It appears Afghan president Hamid Karzai may be taking a similar path in the wake of the fallout from the Qur’an burning at Bagram Air Force Base in Afghanistan. First, General John Allen issued a formal apology on video:
Then, Barack Obama apologized to Karzai.
Then, Americans were killed by rioters who were unmoved by such apologies.
Via CNS News:
Three days after President Barack Obama dispatched his ambassador to Afghanistan to hand deliver a personal letter from the president of the United States to Afghan President Hamid Karzai apologizing because U.S. forces at Bagram Air Force Base had mistakenly burnt some Korans, Karzai has responded to the gesture in a statement broadcast live on Afghan television.
Karzai, according to a BBC translation of his remarks made Sunday, told the Afghan people he was speaking to them after discussing the matter with “jihadi leaders,” “prominent scholars,” and Afghan elected officials, and that he spoke for the “pure sentiments” of the “Afghan nation” and the “Islamic world,” when he said: “We call on the US government to bring the perpetrators of the act to justice and put them on trial and punish them.”
At the same time Karzai was demanding the prosecution and punishment of U.S. troops involved in the Koran-burning incident, he conceded that the U.S. government had indicated that the Koran burning “was not deliberate.”
As is the case when dealing with Al Sharpton or Jesse Jackson, it is ill-advisable to offer an apology when one is demanded.

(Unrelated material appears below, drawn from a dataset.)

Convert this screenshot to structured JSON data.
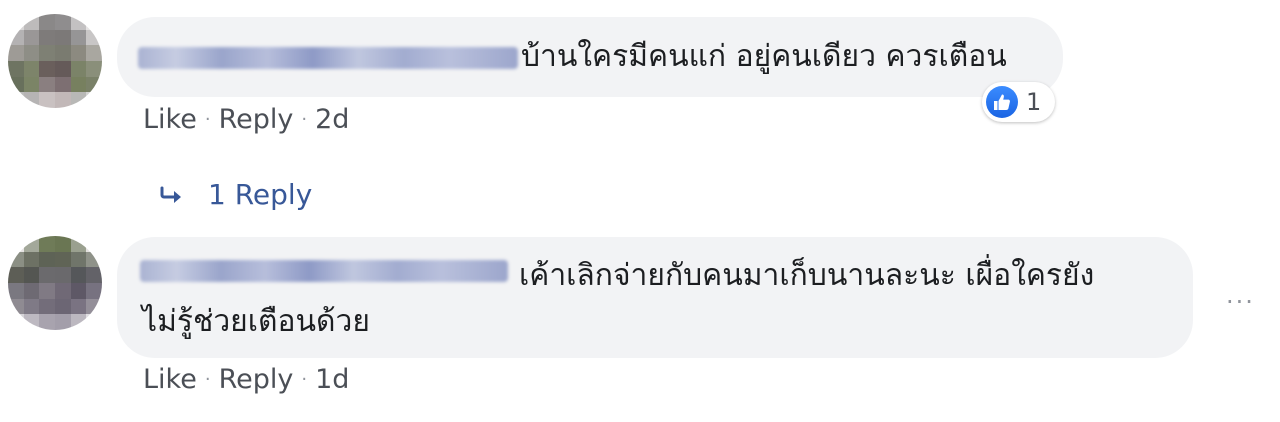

Karzai’s call for the prosecution of Americans serves as proof that we no apology should have been issued.